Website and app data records
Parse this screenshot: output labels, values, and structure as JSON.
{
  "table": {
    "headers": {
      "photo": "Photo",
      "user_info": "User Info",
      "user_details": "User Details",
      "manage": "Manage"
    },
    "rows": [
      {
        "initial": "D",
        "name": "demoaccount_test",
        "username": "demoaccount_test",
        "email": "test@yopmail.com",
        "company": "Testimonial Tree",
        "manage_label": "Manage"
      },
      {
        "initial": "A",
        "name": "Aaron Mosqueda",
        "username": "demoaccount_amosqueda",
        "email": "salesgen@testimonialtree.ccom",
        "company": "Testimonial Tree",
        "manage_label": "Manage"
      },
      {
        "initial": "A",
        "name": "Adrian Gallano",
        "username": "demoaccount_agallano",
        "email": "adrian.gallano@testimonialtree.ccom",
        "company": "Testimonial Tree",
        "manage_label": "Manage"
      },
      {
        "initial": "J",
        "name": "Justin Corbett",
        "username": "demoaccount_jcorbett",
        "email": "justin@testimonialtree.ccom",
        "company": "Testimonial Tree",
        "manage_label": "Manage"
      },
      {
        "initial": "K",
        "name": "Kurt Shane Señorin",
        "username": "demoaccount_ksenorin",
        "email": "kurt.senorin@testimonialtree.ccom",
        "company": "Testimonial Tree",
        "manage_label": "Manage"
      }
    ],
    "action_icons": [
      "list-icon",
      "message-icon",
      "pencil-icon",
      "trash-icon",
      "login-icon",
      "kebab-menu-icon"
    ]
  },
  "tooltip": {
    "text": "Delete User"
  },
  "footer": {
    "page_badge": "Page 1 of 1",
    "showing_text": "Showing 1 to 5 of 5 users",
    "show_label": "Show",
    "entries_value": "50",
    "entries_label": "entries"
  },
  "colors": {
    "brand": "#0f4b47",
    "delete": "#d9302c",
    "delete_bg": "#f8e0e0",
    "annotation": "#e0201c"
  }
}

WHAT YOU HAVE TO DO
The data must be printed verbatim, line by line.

EXERCISE SOLUTION
Parse this screenshot: output labels, values, and structure as JSON.
{
  "table": {
    "headers": {
      "photo": "Photo",
      "user_info": "User Info",
      "user_details": "User Details",
      "manage": "Manage"
    },
    "rows": [
      {
        "initial": "D",
        "name": "demoaccount_test",
        "username": "demoaccount_test",
        "email": "test@yopmail.com",
        "company": "Testimonial Tree",
        "manage_label": "Manage"
      },
      {
        "initial": "A",
        "name": "Aaron Mosqueda",
        "username": "demoaccount_amosqueda",
        "email": "salesgen@testimonialtree.ccom",
        "company": "Testimonial Tree",
        "manage_label": "Manage"
      },
      {
        "initial": "A",
        "name": "Adrian Gallano",
        "username": "demoaccount_agallano",
        "email": "adrian.gallano@testimonialtree.ccom",
        "company": "Testimonial Tree",
        "manage_label": "Manage"
      },
      {
        "initial": "J",
        "name": "Justin Corbett",
        "username": "demoaccount_jcorbett",
        "email": "justin@testimonialtree.ccom",
        "company": "Testimonial Tree",
        "manage_label": "Manage"
      },
      {
        "initial": "K",
        "name": "Kurt Shane Señorin",
        "username": "demoaccount_ksenorin",
        "email": "kurt.senorin@testimonialtree.ccom",
        "company": "Testimonial Tree",
        "manage_label": "Manage"
      }
    ],
    "action_icons": [
      "list-icon",
      "message-icon",
      "pencil-icon",
      "trash-icon",
      "login-icon",
      "kebab-menu-icon"
    ]
  },
  "tooltip": {
    "text": "Delete User"
  },
  "footer": {
    "page_badge": "Page 1 of 1",
    "showing_text": "Showing 1 to 5 of 5 users",
    "show_label": "Show",
    "entries_value": "50",
    "entries_label": "entries"
  },
  "colors": {
    "brand": "#0f4b47",
    "delete": "#d9302c",
    "delete_bg": "#f8e0e0",
    "annotation": "#e0201c"
  }
}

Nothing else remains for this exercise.